Doctors and pharmacists can now prescribe COVID-19 drugs Paxlovid and Lagevrio to patients without a positive test of infection, the U.S. Food and Drug Administration (FDA) said Wednesday.
Pfizer’s Paxlovid and Merck’s Lagevrio were granted emergency-use authorizations by the FDA in December 2021. Both oral pills have since been used as postinfection treatments for patients experiencing mild-to-moderate COVID symptoms.
In the revised authorizations, the FDA wrote that health professionals may “no longer require positive results of direct SARS-CoV-2 viral testing” before providing patients with the two drugs. Instead, the authorizations now require that adults and kids 12 years of age and older have a “current diagnosis of mild-to-moderate COVID-19.”
“The agency continues to recommend that providers use direct SARS-CoV-2 viral testing to help diagnose COVID-19,” the FDA said in a statement.

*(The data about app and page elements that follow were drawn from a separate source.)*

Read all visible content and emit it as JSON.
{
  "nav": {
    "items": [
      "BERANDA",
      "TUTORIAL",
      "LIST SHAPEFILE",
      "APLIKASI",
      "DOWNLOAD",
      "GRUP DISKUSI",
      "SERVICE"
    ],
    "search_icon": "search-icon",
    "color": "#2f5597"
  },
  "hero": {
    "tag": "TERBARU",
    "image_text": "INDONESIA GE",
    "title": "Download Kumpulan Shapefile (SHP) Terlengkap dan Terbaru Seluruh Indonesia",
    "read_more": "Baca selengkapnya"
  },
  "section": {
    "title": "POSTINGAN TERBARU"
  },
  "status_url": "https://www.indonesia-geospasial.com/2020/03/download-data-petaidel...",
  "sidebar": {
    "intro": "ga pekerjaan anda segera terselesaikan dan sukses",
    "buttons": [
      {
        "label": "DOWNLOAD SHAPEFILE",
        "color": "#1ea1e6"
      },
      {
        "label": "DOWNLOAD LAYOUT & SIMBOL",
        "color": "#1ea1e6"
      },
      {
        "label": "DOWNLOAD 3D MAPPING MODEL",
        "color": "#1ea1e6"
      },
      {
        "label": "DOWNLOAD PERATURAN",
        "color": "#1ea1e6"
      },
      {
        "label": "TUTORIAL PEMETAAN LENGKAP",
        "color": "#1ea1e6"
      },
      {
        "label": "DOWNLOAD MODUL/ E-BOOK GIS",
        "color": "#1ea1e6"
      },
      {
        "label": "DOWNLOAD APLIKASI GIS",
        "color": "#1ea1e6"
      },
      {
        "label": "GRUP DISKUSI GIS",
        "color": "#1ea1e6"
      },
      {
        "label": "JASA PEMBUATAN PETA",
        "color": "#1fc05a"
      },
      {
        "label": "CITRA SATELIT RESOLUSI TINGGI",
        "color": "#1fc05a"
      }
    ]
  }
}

“We recognize that, in rare instances, individuals with a recent known exposure (e.g. a household contact) who develop signs and symptoms consistent with COVID-19 may be diagnosed by their health care provider as having COVID-19 even if they have a negative direct SARS-CoV-2 test result,” the federal agency added. “In such instances, their health care provider may determine that treatment with authorized therapeutics may be appropriate if the patient reports mild-to-moderate symptoms of COVID-19 and is at high risk for progression to severe COVID-19.”

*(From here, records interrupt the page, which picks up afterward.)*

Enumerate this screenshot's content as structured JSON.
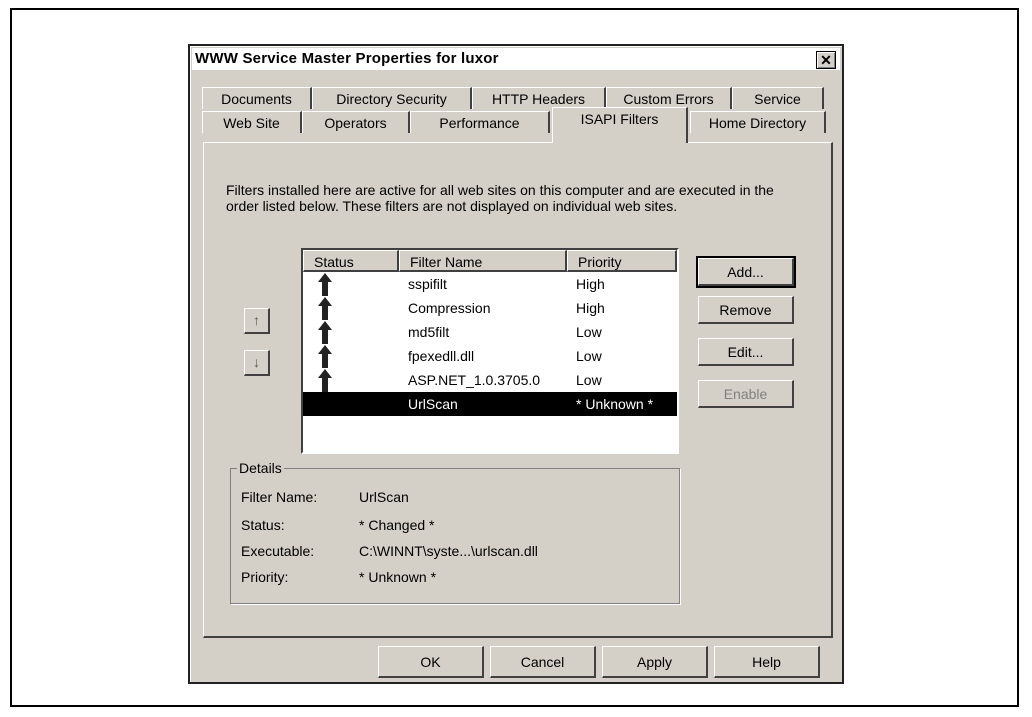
{
  "dialog": {
    "title": "WWW Service Master Properties for luxor",
    "close_glyph": "✕"
  },
  "tabs": {
    "row1": [
      "Documents",
      "Directory Security",
      "HTTP Headers",
      "Custom Errors",
      "Service"
    ],
    "row2": [
      "Web Site",
      "Operators",
      "Performance",
      "ISAPI Filters",
      "Home Directory"
    ],
    "active": "ISAPI Filters"
  },
  "description": "Filters installed here are active for all web sites on this computer and are executed in the order listed below.  These filters are not displayed on individual web sites.",
  "list": {
    "columns": [
      "Status",
      "Filter Name",
      "Priority"
    ],
    "rows": [
      {
        "name": "sspifilt",
        "priority": "High",
        "status_icon": "up-arrow-icon"
      },
      {
        "name": "Compression",
        "priority": "High",
        "status_icon": "up-arrow-icon"
      },
      {
        "name": "md5filt",
        "priority": "Low",
        "status_icon": "up-arrow-icon"
      },
      {
        "name": "fpexedll.dll",
        "priority": "Low",
        "status_icon": "up-arrow-icon"
      },
      {
        "name": "ASP.NET_1.0.3705.0",
        "priority": "Low",
        "status_icon": "up-arrow-icon"
      },
      {
        "name": "UrlScan",
        "priority": "* Unknown *",
        "status_icon": "",
        "selected": true
      }
    ]
  },
  "move_buttons": {
    "up": "↑",
    "down": "↓"
  },
  "side_buttons": {
    "add": "Add...",
    "remove": "Remove",
    "edit": "Edit...",
    "enable": "Enable"
  },
  "details": {
    "legend": "Details",
    "labels": [
      "Filter Name:",
      "Status:",
      "Executable:",
      "Priority:"
    ],
    "values": [
      "UrlScan",
      "* Changed *",
      "C:\\WINNT\\syste...\\urlscan.dll",
      "* Unknown *"
    ]
  },
  "footer": {
    "ok": "OK",
    "cancel": "Cancel",
    "apply": "Apply",
    "help": "Help"
  }
}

The relaxation on Paxlovid’s pharmacy access comes as Pfizer anticipates significant drops in revenue, largely due to a decline in sales of COVID-19 products.

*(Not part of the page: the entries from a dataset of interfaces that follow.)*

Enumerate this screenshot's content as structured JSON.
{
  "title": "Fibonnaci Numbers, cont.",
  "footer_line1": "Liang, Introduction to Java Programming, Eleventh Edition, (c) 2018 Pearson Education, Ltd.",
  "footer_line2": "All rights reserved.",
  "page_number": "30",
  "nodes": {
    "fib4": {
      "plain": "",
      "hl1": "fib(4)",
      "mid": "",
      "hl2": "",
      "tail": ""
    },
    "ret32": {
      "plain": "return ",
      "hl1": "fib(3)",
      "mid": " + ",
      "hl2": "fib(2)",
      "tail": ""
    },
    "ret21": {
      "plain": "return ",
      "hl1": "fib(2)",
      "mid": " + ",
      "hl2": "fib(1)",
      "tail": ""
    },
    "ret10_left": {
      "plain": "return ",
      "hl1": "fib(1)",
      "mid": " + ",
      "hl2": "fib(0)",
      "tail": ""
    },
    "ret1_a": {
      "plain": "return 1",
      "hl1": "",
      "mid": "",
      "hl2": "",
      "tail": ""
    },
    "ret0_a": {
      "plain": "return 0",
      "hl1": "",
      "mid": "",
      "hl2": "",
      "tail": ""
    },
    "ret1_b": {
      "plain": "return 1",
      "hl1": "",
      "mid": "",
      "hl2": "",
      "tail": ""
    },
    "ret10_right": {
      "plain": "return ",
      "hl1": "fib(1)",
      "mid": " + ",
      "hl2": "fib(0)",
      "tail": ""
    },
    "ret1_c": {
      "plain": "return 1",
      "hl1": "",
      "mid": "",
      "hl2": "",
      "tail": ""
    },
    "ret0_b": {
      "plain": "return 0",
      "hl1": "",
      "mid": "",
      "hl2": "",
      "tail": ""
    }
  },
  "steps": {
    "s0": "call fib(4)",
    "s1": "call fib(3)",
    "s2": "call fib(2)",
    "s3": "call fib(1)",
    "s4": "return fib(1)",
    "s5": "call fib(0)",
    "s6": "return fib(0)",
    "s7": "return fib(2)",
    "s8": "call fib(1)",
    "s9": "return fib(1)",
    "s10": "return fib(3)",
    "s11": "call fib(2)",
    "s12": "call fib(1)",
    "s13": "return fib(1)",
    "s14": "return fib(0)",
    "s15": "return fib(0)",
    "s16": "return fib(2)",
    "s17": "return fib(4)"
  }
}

In a report detailing its fourth quarter and 2022 full-year earnings and 2023 expectations, the company told investors there will likely be a 64 percent drop in 2023 in revenue generated by selling COVID vaccines. It also projects that the revenue from Paxlovid will decrease by 58 percent.
With the decreases, Pfizer is expecting its 2023 revenue to fall in a range between $67 billion and $71 billion. The New York City company reported a revenue of $100.3 billion in 2022.
For Paxlovid, Pfizer predicts sales of $8 billion in 2023. Pfizer said it made over $18.9 billion from the postinfection drug in 2022.
In January, following an unsuccessful negotiation between Beijing and Pfizer, China’s National Healthcare Security Administration said it won’t include Paxlovid in its national reimbursement plan.
According to reports, the price proposed by Beijing was less than Pfizer executives would accept from a “middle-income country.”
“China is the world’s second-largest economy, and I don’t think it should pay less than El Salvador, which is a poor country,” said Pfizer chief executive Albert Bourla, reported Reuters.